An interactive teacher, James (Jake) Blanchard uses technology to engage students on campus and around the world.
After he joined the UW-Madison faculty in 1988, Blanchard began using a new method for teaching computing. Rather than emphasize writing and debugging compiled programs, he taught advanced mathematical software such as Maple and MATLAB to help students understand how they can best use it to solve realistic engineering problems. He developed the course Engineering Problem Solving I (NEEP 271) to help students learn to use this software. In addition, he transformed the course from primarily a lecture-based course into an interactive learning experience in which he speaks briefly and then allows students to solve problems cooperatively. Ultimately, this course (and a related course in civil and environmental engineering) prompted computer sciences faculty to develop a similar course for other engineering departments.
Blanchard also developed an advanced version of NEEP 271 that could be delivered effectively over the Internet to students in the Master of Engineering in Professional Practice (MEPP) program. Since its inception in 1995, he has been involved extensively in the nationally recognized distance-learning program. He was a member of the program planning committee, helped to design the curriculum, serves on the MEPP admissions committee, and teaches in the program. More than 200 students have taken his course, Engineering Problem Solving with Computers (EPD 470). “Jake’s balanced teaching approach reinforced the fundamentals while allowing each student the ability to technically drill deeper in areas that directly impacted our professional work discipline,” says an MEPP alumnus.
To develop EPD 470 for engaging online delivery, Blanchard and other MEPP faculty and staff used such technologies as “Moodle” for course management, “LiveMeeting” for web conferences, “Camtasia” for taped mini-lectures, and “Docushare” for file management. He also created short videos to help market MEPP and has uploaded some of them to the popular video-sharing website YouTube.

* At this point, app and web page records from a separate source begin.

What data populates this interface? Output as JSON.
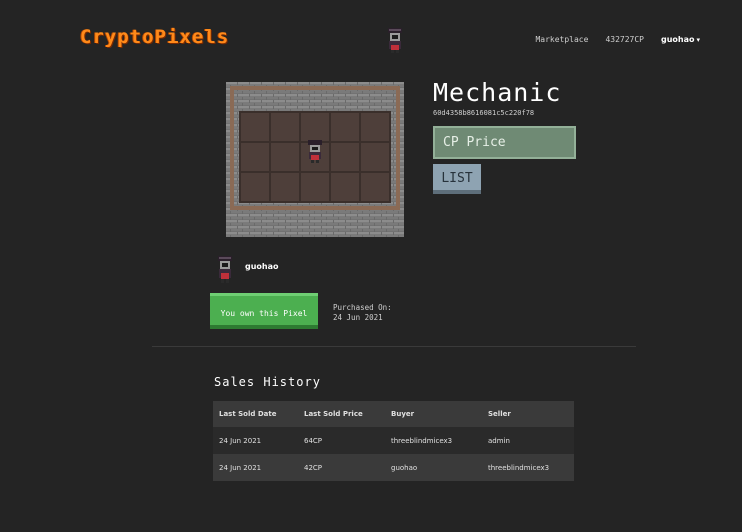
{
  "header": {
    "logo": "CryptoPixels",
    "nav": {
      "marketplace": "Marketplace",
      "balance": "432727CP",
      "user": "guohao",
      "caret": "▾"
    }
  },
  "pixel": {
    "name": "Mechanic",
    "hash": "60d4358b8616081c5c220f78",
    "price_placeholder": "CP Price",
    "list_label": "LIST"
  },
  "owner": {
    "name": "guohao",
    "own_label": "You own this Pixel",
    "purchased_label": "Purchased On:",
    "purchased_date": "24 Jun 2021"
  },
  "sales": {
    "title": "Sales History",
    "columns": [
      "Last Sold Date",
      "Last Sold Price",
      "Buyer",
      "Seller"
    ],
    "rows": [
      [
        "24 Jun 2021",
        "64CP",
        "threeblindmicex3",
        "admin"
      ],
      [
        "24 Jun 2021",
        "42CP",
        "guohao",
        "threeblindmicex3"
      ]
    ]
  },
  "colors": {
    "accent": "#ff8a1a",
    "own_green": "#4caf50",
    "price_green": "#6f8a74",
    "list_blue": "#8ea3b2"
  }
}
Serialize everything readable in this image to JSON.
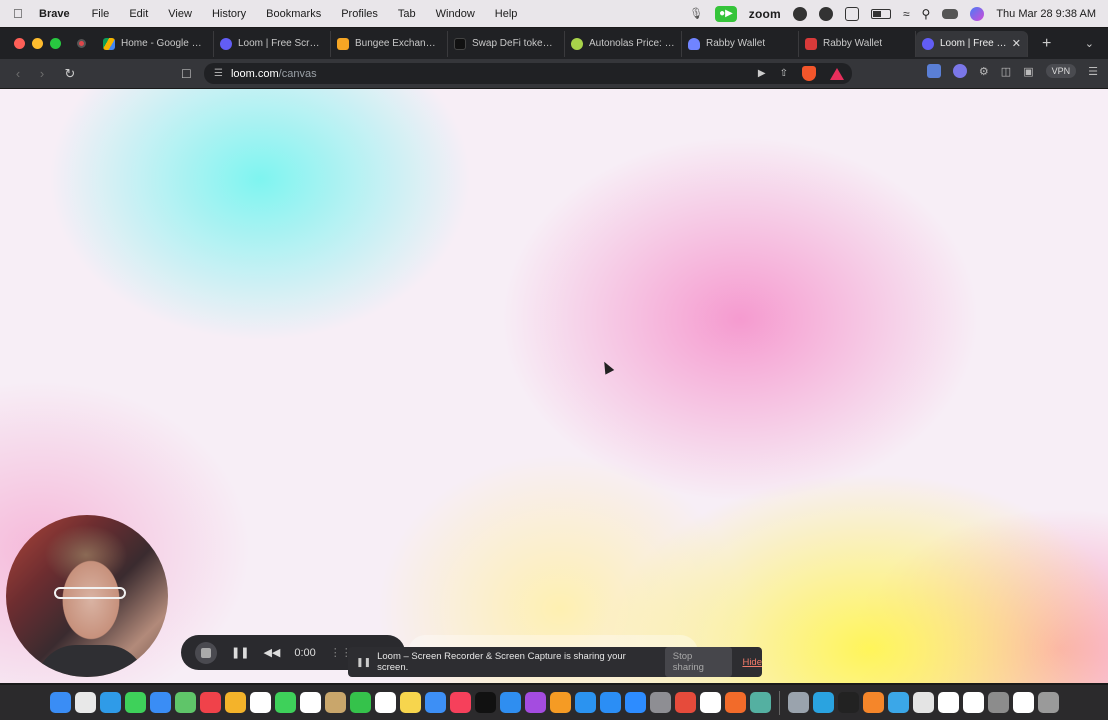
{
  "menubar": {
    "app_name": "Brave",
    "items": [
      "File",
      "Edit",
      "View",
      "History",
      "Bookmarks",
      "Profiles",
      "Tab",
      "Window",
      "Help"
    ],
    "zoom_label": "zoom",
    "clock": "Thu Mar 28  9:38 AM"
  },
  "tabs": [
    {
      "label": "Home - Google Drive",
      "color": "#4285f4"
    },
    {
      "label": "Loom | Free Screen Recorder",
      "color": "#625df5"
    },
    {
      "label": "Bungee Exchange - ",
      "color": "#f5a524"
    },
    {
      "label": "Swap DeFi tokens on",
      "color": "#111111"
    },
    {
      "label": "Autonolas Price: OL",
      "color": "#a8d34a"
    },
    {
      "label": "Rabby Wallet",
      "color": "#7084ff"
    },
    {
      "label": "Rabby Wallet",
      "color": "#d83a3a"
    },
    {
      "label": "Loom | Free Screen",
      "color": "#625df5",
      "active": true
    }
  ],
  "address": {
    "site": "loom.com",
    "path": "/canvas"
  },
  "toolbar": {
    "vpn_label": "VPN"
  },
  "loom": {
    "timer": "0:00"
  },
  "share_notice": {
    "message": "Loom – Screen Recorder & Screen Capture is sharing your screen.",
    "stop_label": "Stop sharing",
    "hide_label": "Hide"
  },
  "dock": {
    "icons": [
      "finder",
      "launchpad",
      "safari",
      "messages",
      "mail",
      "maps",
      "news",
      "photos",
      "reminders",
      "facetime",
      "calendar",
      "contacts",
      "numbers",
      "notion",
      "notes",
      "chrome",
      "music",
      "apple-tv",
      "keynote",
      "podcasts",
      "pages",
      "xcode",
      "app-store",
      "zoom",
      "system-settings",
      "chrome-alt",
      "safari-alt",
      "brave",
      "vpn",
      "utilities",
      "telegram",
      "terminal",
      "metamask",
      "network",
      "preview",
      "documents",
      "files",
      "help",
      "keyboard",
      "trash"
    ],
    "colors": [
      "#3a8df5",
      "#e8e8e8",
      "#2f9be8",
      "#3ed15a",
      "#3a8df5",
      "#5fc569",
      "#f0424a",
      "#f4b32a",
      "#ffffff",
      "#3ed15a",
      "#ffffff",
      "#c9a66b",
      "#35c24b",
      "#ffffff",
      "#f7d54d",
      "#3d8ff5",
      "#f6405b",
      "#111111",
      "#2f8ef0",
      "#a44ce0",
      "#f59b24",
      "#2b93f0",
      "#2b8ef5",
      "#2d8cff",
      "#8e8e93",
      "#e64b3b",
      "#ffffff",
      "#f26b2a",
      "#54b0a1",
      "#9aa3ad",
      "#2aa3e0",
      "#222222",
      "#f5862a",
      "#3ba7e8",
      "#e4e4e4",
      "#ffffff",
      "#ffffff",
      "#8c8c8c",
      "#ffffff",
      "#9a9a9a"
    ]
  }
}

As director of the college Computer-Aided Engineering (CAE) unit, his contributions included improving CAE facilities; increasing the number of information-technology staff, and expanding student access to engineering software. Says a colleague: “Through his leadership and the innovative efforts he has initiated in technology-enhanced instruction, Jake has already had a positive instructional influence on thousands of students on our campus—and that influence will extend to many thousands more in coming years.”